The world’s nights are getting alarmingly bright. A German-led term reported that light pollution is threatening darkness almost everywhere. The transition from sodium lights to LEDs, the so-called “lighting revolution”, was supposed to reduce energy consumption and bring back starry skies, but new satellite data indicate it’s not working out that way. Artificially bright night skies can create a whole host of health concerns for wildlife and humans.
Farming is hard work, and prehistoric women in Central Europe—who tilled and harvested fields, ground grain, and hauled crops without help from modern equipment—likely had the muscles to prove it. New research looking at the bone strength of European women living through the first 6,000 years of farming suggests they had quite the work ethic.
The concept of floating cities may sound like something from a science fiction novel, but it could become a reality by 2020. Seasteading Institute, a San Francisco-based nonprofit has been developing this idea since the foundation of the organization in 2008, and it has reached an agreement with the government of French Polynesia to begin testing in its waters.
Before the arrival of the sweltering summer in Japan, “melt-proof” ice cream has been launched. These special popsicles are ready to take on the summer heat without breaking a sweat. The ice creams comes from two different developers and both will be sold in Kanazawa City, the city with the highest expenditure on ice cream in Ishikawa Prefecture.
Five years after beginning its very long journey, NASA’s Juno spacecraft has sent back photos and scientific data of Jupiter for the first time. For centuries it was known that Jupiter, the largest planet of the solar system, was strange and weird. But we may have underestimated just how weird. The gas giant has a lumpy magnetic field, polar storms as big as Earth, and auroras are unlike anything scientists have ever seen.
As a part of Skyglow Project, two filmmakers are producing a set of stunning timelapse videos to point out to the problem of light pollution. In collaboration with the International Dark Sky Association, Skyglow’s two-person team has recorded some of the most stunning views of the night sky in recent memory.
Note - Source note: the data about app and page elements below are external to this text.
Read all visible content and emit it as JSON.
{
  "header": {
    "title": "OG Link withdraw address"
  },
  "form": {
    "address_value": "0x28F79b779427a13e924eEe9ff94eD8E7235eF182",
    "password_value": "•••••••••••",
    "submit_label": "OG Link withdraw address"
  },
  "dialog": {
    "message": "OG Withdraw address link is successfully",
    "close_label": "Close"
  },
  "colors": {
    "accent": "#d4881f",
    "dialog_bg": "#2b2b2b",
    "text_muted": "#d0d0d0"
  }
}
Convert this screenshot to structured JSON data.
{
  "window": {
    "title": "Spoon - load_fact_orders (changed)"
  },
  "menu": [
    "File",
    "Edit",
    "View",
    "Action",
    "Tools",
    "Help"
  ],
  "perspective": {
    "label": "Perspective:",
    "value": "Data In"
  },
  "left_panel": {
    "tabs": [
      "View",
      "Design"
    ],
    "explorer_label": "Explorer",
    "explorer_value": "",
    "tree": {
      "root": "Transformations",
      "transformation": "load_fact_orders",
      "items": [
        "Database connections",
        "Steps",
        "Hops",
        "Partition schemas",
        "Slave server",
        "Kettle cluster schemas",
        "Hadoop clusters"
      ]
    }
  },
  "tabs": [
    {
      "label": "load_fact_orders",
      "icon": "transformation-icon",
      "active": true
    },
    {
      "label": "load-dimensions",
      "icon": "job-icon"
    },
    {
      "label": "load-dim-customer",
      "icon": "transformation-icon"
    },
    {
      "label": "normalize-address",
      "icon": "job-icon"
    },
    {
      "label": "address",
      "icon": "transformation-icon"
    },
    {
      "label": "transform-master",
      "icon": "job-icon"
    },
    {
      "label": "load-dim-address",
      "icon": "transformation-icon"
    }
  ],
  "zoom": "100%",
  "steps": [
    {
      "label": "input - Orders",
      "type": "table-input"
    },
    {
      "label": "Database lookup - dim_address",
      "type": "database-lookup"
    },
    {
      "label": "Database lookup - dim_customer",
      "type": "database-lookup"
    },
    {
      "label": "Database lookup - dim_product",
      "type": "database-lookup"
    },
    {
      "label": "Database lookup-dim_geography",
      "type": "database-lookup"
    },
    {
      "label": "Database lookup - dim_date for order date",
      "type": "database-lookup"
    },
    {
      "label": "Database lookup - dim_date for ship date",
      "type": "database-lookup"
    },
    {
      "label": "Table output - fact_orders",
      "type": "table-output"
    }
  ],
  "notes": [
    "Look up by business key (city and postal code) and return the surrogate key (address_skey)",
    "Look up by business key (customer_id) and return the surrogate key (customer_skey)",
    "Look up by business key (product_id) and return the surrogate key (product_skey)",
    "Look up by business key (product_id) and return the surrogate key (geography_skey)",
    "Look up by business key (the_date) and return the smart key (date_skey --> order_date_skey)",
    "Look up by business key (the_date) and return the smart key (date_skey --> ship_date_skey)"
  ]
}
High-speed cameras are certainly useful for slow motion, but they can also find their application in science. Elias Kristensson and Andreas Ehn, researchers at Swedish Lund University, have revealed the world’s fastest high-speed camera. It’s able to capture as many as five trillion frames per second, fast enough to visualize the movement of light.